When Kurt Moore’s brother Kent, 57, needed a kidney for a kidney transplant, Kurt, 49, didn’t have to think twice about being a living donor. “So I gave it a whirl.”
For over a year Kent, on dialysis, has lived in Rochester with his wife Sarah and daughter Emily. After a series of tests (“156… I counted them,” Kurt said) passed at Mayo, Rochester, Kurt is a match. His tests, Kurt said, came as a surprise, including speaking with a psychiatrist and social workers. “They want me to be in good physical shape,” he said, “and in good mental health.” He and his wife Seleena stayed in Rochester during testing week, parking their campervan at Autumn Woods RV Park, “where most people used to go to the Mayo Clinic,” he said.
On December 9, Kurt and Kent hope to know when the transplant will take place. Both men will have a period of convalescence. Kurt, who is a diesel mechanic for Old Dominion Freight Lines, Tomah, is going to take time off and be off work for six weeks. “It’s time to heal inside and out,” Kurt said.
Last spring, after schools closed, the Norwalk Ontario Wilton (NOW) School District continued its school lunch program, providing midday meals to children in the area. Amanda Wallerman, Ridgeville and the Valle-Ville 4-H Club solicited sponsors who donated over $ 5,000 to keep milk, butter, cottage cheese and cheese on the menu, nutritious foods donated or purchased at cost price.
Every Friday for a month, Amanda went to Tomah’s Kwik Trip and picked up 130 gallons of milk which she delivered to Brookwood School. In July and August, 4-H members and families participated in the pickup (over 1,650 gallons of milk were distributed) and assisted the volunteers who distributed bags of food on site. And there were other volunteers who mobilized and went to the outlying areas for home delivery.
This list could go on. I think of my neighbor Leanne Moore Allen who makes a point of inviting a neighbor or two once a week for coffee and a piece of homemade pie. I could mention Darrel and Suzanne Zietlow and a dozen others who volunteer for Second Harvest on the last Tuesday of the month at Norwalk.

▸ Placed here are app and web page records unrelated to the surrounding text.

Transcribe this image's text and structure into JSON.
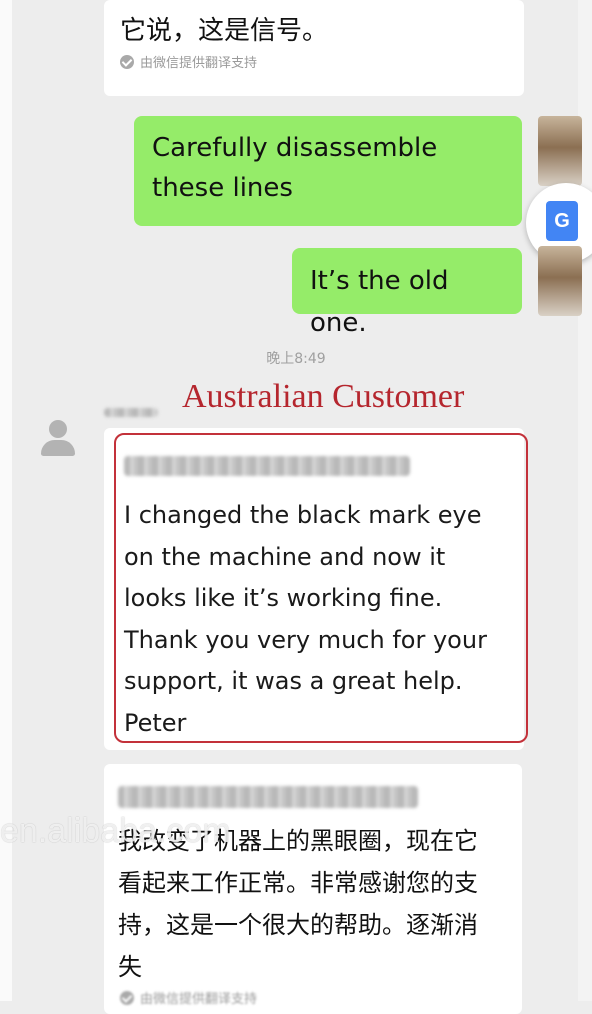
{
  "chat": {
    "message_1": {
      "text": "它说，这是信号。",
      "translation_note": "由微信提供翻译支持"
    },
    "message_2": {
      "text": "Carefully disassemble these lines"
    },
    "message_3": {
      "text": "It’s the old one."
    },
    "timestamp": "晚上8:49",
    "overlay_label": "Australian Customer",
    "message_4": {
      "lines": [
        "I changed the black mark eye",
        "on the machine and now it",
        "looks like it’s working fine.",
        "Thank you very much for your",
        "support, it was a great help.",
        "Peter"
      ]
    },
    "message_5": {
      "lines": [
        "我改变了机器上的黑眼圈，现在它",
        "看起来工作正常。非常感谢您的支",
        "持，这是一个很大的帮助。逐渐消",
        "失"
      ],
      "translation_note": "由微信提供翻译支持"
    }
  },
  "translate_button": {
    "icon": "google-translate-icon",
    "glyph": "G",
    "color": "#4285f4"
  },
  "watermark": "en.alibaba.com",
  "colors": {
    "sent_bubble": "#95ec69",
    "highlight": "#c3313a",
    "background": "#ededed"
  }
}
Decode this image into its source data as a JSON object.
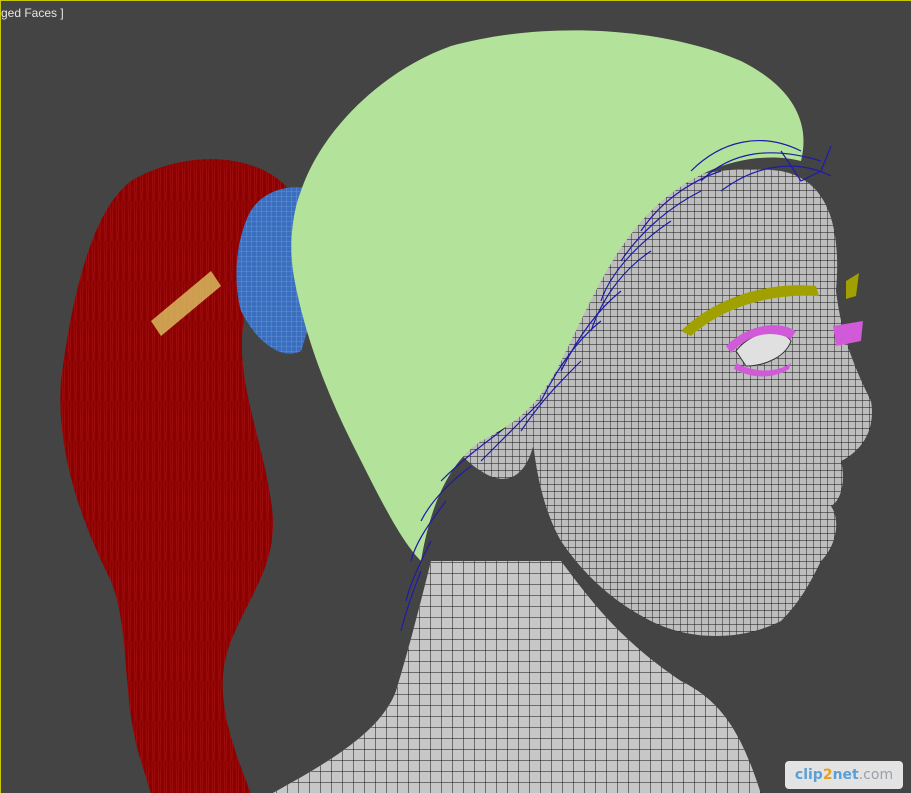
{
  "viewport": {
    "label": "ged Faces ]",
    "background": "#444444",
    "border_color": "#c8c800"
  },
  "scene": {
    "colors": {
      "ponytail": "#8b0000",
      "hair_tie": "#3a6fc0",
      "hair_cap": "#b3e39a",
      "stray_hair": "#1c1ca8",
      "skin_mesh": "#c7c7c7",
      "wireframe": "#111111",
      "eyebrow": "#a0a000",
      "eyelash": "#d05ad8"
    }
  },
  "watermark": {
    "part1": "clip",
    "part2": "2",
    "part3": "net",
    "part4": ".com"
  }
}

Readers, who would you add to this list: friends, neighbors, family. Yourself. This is what we are… .. called to be servants; called to serve.
With best wishes to you all for a Merry Christmas. Love, peace, blessings and joy.